This "definition" should be written before the very first actual event in the table. For example, if the first row of the table contains the column headings, the template should immediately follow it; otherwise it should be right after the
The position of the closing reglist tag defines the scope of the macros, i.e., the semantic structure defined in the template will be applied only to the rows enclosed between the pair of open and close
The following HTML fragment is annotated with a
reglist macro. The
relevant code is in bold.
<td>Feb 3, 2003</td>
<td>Evolving the Semantic Web with Mangrove</td>
<!-- </reglist> -->

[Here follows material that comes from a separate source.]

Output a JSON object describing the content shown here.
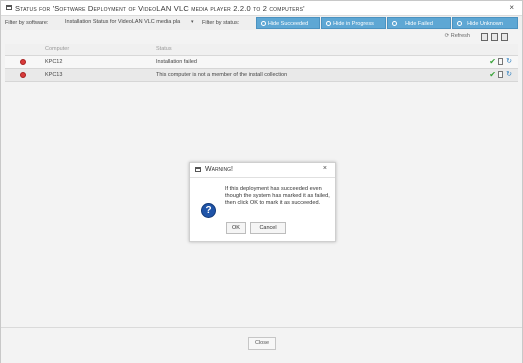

reglistelement has its own syntax and is very similar to a regular expression. Let's take a look at the details.
reglistelement is enclosed in an HTML comment. (In comparison, the regular semantic tags could be added directly among other HTML tags.) Note that in that comment there are no other tags except the reglist itself.

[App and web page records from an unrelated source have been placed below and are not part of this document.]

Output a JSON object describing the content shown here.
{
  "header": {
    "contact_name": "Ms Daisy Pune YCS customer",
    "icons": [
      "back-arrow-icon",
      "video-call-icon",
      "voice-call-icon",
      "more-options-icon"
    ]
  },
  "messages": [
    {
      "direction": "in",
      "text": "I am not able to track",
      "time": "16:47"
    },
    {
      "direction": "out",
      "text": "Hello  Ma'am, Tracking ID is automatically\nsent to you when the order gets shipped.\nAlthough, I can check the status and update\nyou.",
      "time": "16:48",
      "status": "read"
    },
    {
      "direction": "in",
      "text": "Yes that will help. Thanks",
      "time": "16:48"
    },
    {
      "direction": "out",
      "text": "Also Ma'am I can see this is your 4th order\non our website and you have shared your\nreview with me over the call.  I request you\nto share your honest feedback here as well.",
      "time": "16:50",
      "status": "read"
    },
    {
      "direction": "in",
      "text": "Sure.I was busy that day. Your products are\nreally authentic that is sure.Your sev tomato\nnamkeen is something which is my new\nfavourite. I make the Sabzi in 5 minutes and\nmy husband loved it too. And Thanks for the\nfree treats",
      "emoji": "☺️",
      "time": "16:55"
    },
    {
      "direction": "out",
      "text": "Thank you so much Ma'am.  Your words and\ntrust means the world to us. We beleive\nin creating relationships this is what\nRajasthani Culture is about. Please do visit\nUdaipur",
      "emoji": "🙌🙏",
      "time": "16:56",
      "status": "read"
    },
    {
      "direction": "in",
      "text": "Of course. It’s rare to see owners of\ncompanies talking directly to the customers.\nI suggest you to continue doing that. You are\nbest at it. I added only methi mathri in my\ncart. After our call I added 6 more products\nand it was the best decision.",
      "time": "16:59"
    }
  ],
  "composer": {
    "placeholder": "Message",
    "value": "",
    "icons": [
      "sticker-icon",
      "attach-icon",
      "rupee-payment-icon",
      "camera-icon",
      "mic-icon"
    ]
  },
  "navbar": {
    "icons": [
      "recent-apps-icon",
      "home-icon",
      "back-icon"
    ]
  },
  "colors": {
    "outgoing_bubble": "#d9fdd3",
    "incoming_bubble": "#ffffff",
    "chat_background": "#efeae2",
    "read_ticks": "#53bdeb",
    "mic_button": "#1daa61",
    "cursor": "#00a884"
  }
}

reglistdoes not have the
“uw:”prefix. The reason for that is that the
reglistelement is a macro command, and it is available in all user-defined name spaces.
Let’s go through the above example with
the table and explore the actual syntax of the element.
In this case the
reglist element describes the structure of a single row from the table.
(The very first and the last tag from the value of the
reglist define that scope.)
The string representing the value of the reglist element is actually the skeleton of a
row from the table (the HTML elements) with additional semantic tags and the special symbol “
(without the quotes).
reglist tells the semantic parser to treat each row in this table as a
The data in the first column should be interpreted as a date for that event, the next one as the event’s
topic, etc. The last column does not have any semantic tags (i.e., we have only ‘
This means that there is a column in the table, but we do not want to annotate its contents, or there is
no suitable semantic tag for it in the name space we are using currently.
The symbol “
...” is a place holder for the data which is present in the actual table.
The order of the semantic tags and their neighboring HTML tags could be switched, i.e., it is correct to use "
<tr><uw:event>" or "
Here is an example of a
reglist element used for annotation of an HTML list.
reglistelement is not suported by the GUI tagger, so if you like to use it, you have to edit the source of your web page by hand (i.e., with a text editor).
reglisttag and the semantic tags inside it are ignored by traditional browsers and thus will not disrupt the look and feel of your web page. Likewise, HTML formatting tags are ignored by the semantic parser, so you can tag your data without having to make any other changes to the HTML.
<html>tag as specified above.
reglistelement doesn't have a
"uw:"prefix and that it is inside an HTML comment.
reglistelement (also inside a comment).
reglisttag corresponds exactly to the actual structure of the HTML tags in the table. E.g., if you have 3 columns in the table, describe all of them in the reglist value; if you use closing HTML tags in the reglist value, check that all of their corresponding columns have that closing tag.
<uw:date>(including a year) and a